* WORK TO BE COMPLETED: Would you print the data below exactly, leaving out every picture?

* INFORMATION GIVEN:
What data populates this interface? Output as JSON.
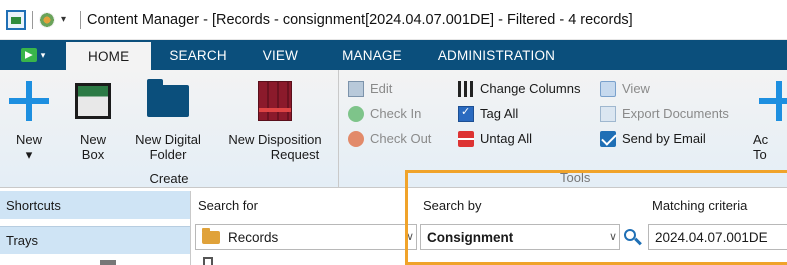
{
  "titlebar": {
    "title": "Content Manager - [Records - consignment[2024.04.07.001DE] - Filtered - 4 records]",
    "qat_arrow": "▾"
  },
  "tabs": {
    "file_caret": "▾",
    "items": [
      {
        "label": "HOME",
        "active": true
      },
      {
        "label": "SEARCH",
        "active": false
      },
      {
        "label": "VIEW",
        "active": false
      },
      {
        "label": "MANAGE",
        "active": false
      },
      {
        "label": "ADMINISTRATION",
        "active": false
      }
    ]
  },
  "ribbon": {
    "create_group": {
      "label": "Create",
      "buttons": [
        {
          "line1": "New",
          "line2": "▾"
        },
        {
          "line1": "New",
          "line2": "Box"
        },
        {
          "line1": "New Digital",
          "line2": "Folder"
        },
        {
          "line1": "New Disposition",
          "line2": "Request"
        }
      ]
    },
    "tools_group": {
      "label": "Tools",
      "col1": [
        "Edit",
        "Check In",
        "Check Out"
      ],
      "col2": [
        "Change Columns",
        "Tag All",
        "Untag All"
      ],
      "col3": [
        "View",
        "Export Documents",
        "Send by Email"
      ],
      "add_button": {
        "line1": "Ac",
        "line2": "To"
      }
    }
  },
  "left_panel": {
    "shortcuts": "Shortcuts",
    "trays": "Trays"
  },
  "search_pane": {
    "search_for_label": "Search for",
    "search_for_value": "Records",
    "search_by_label": "Search by",
    "search_by_value": "Consignment",
    "matching_label": "Matching criteria",
    "matching_value": "2024.04.07.001DE",
    "dropdown_glyph": "∨"
  },
  "colors": {
    "ribbon_tab_bar": "#0b4f7c",
    "accent_blue": "#1d8fe0",
    "highlight_orange": "#f0a32a",
    "panel_header": "#cfe4f5"
  }
}
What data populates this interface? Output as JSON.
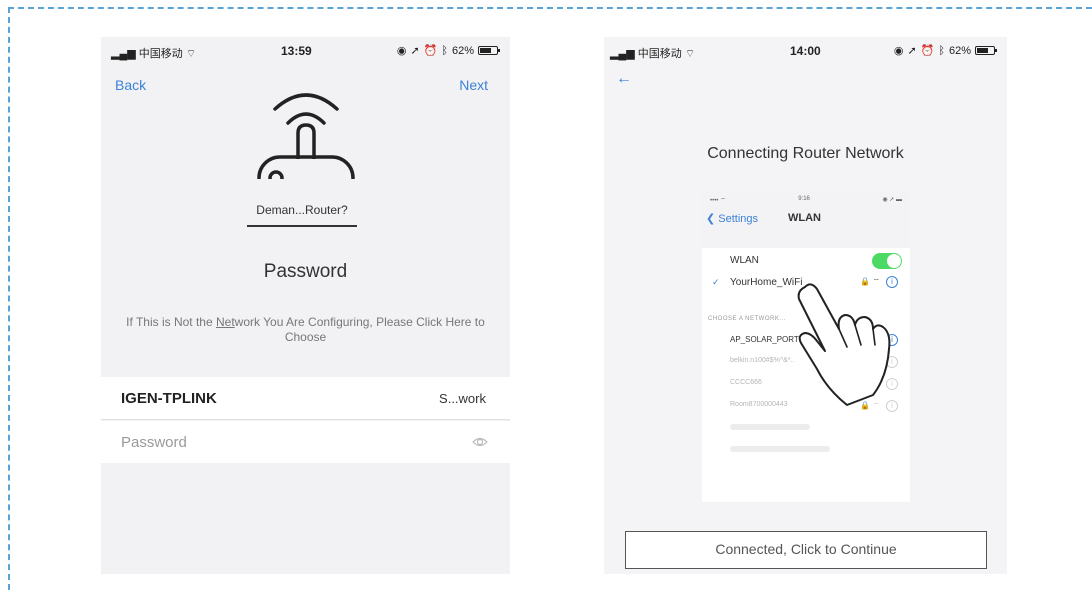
{
  "phone1": {
    "status": {
      "carrier": "中国移动",
      "time": "13:59",
      "battery": "62%"
    },
    "back_label": "Back",
    "next_label": "Next",
    "network_select": "Deman...Router?",
    "password_title": "Password",
    "hint_prefix": "If This is Not the ",
    "hint_link": "Net",
    "hint_suffix": "work You Are Configuring, Please Click Here to Choose",
    "ssid": "IGEN-TPLINK",
    "network_name": "S...work",
    "password_placeholder": "Password"
  },
  "phone2": {
    "status": {
      "carrier": "中国移动",
      "time": "14:00",
      "battery": "62%"
    },
    "back_icon": "left-arrow-icon",
    "title": "Connecting Router Network",
    "screenshot": {
      "status_time": "9:16",
      "back_label": "Settings",
      "title": "WLAN",
      "wlan_label": "WLAN",
      "wlan_on": true,
      "connected_network": "YourHome_WiFi",
      "section_header": "CHOOSE A NETWORK...",
      "networks": [
        "AP_SOLAR_PORT",
        "belkin.n100#$%^&*..",
        "CCCC666",
        "Room8700000443"
      ]
    },
    "continue_label": "Connected, Click to Continue"
  },
  "colors": {
    "accent": "#3b82d6",
    "frame": "#5aa3d6",
    "toggle_on": "#4cd964",
    "background": "#f2f2f5"
  }
}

* WORKED SOLUTION:
What data populates this interface? Output as JSON.
{
  "titlebar": {
    "title": "Content Manager - [Records - consignment[2024.04.07.001DE] - Filtered - 4 records]",
    "qat_arrow": "▾"
  },
  "tabs": {
    "file_caret": "▾",
    "items": [
      {
        "label": "HOME",
        "active": true
      },
      {
        "label": "SEARCH",
        "active": false
      },
      {
        "label": "VIEW",
        "active": false
      },
      {
        "label": "MANAGE",
        "active": false
      },
      {
        "label": "ADMINISTRATION",
        "active": false
      }
    ]
  },
  "ribbon": {
    "create_group": {
      "label": "Create",
      "buttons": [
        {
          "line1": "New",
          "line2": "▾"
        },
        {
          "line1": "New",
          "line2": "Box"
        },
        {
          "line1": "New Digital",
          "line2": "Folder"
        },
        {
          "line1": "New Disposition",
          "line2": "Request"
        }
      ]
    },
    "tools_group": {
      "label": "Tools",
      "col1": [
        "Edit",
        "Check In",
        "Check Out"
      ],
      "col2": [
        "Change Columns",
        "Tag All",
        "Untag All"
      ],
      "col3": [
        "View",
        "Export Documents",
        "Send by Email"
      ],
      "add_button": {
        "line1": "Ac",
        "line2": "To"
      }
    }
  },
  "left_panel": {
    "shortcuts": "Shortcuts",
    "trays": "Trays"
  },
  "search_pane": {
    "search_for_label": "Search for",
    "search_for_value": "Records",
    "search_by_label": "Search by",
    "search_by_value": "Consignment",
    "matching_label": "Matching criteria",
    "matching_value": "2024.04.07.001DE",
    "dropdown_glyph": "∨"
  },
  "colors": {
    "ribbon_tab_bar": "#0b4f7c",
    "accent_blue": "#1d8fe0",
    "highlight_orange": "#f0a32a",
    "panel_header": "#cfe4f5"
  }
}
What data populates this interface? Output as JSON.
{
  "phone1": {
    "status": {
      "carrier": "中国移动",
      "time": "13:59",
      "battery": "62%"
    },
    "back_label": "Back",
    "next_label": "Next",
    "network_select": "Deman...Router?",
    "password_title": "Password",
    "hint_prefix": "If This is Not the ",
    "hint_link": "Net",
    "hint_suffix": "work You Are Configuring, Please Click Here to Choose",
    "ssid": "IGEN-TPLINK",
    "network_name": "S...work",
    "password_placeholder": "Password"
  },
  "phone2": {
    "status": {
      "carrier": "中国移动",
      "time": "14:00",
      "battery": "62%"
    },
    "back_icon": "left-arrow-icon",
    "title": "Connecting Router Network",
    "screenshot": {
      "status_time": "9:16",
      "back_label": "Settings",
      "title": "WLAN",
      "wlan_label": "WLAN",
      "wlan_on": true,
      "connected_network": "YourHome_WiFi",
      "section_header": "CHOOSE A NETWORK...",
      "networks": [
        "AP_SOLAR_PORT",
        "belkin.n100#$%^&*..",
        "CCCC666",
        "Room8700000443"
      ]
    },
    "continue_label": "Connected, Click to Continue"
  },
  "colors": {
    "accent": "#3b82d6",
    "frame": "#5aa3d6",
    "toggle_on": "#4cd964",
    "background": "#f2f2f5"
  }
}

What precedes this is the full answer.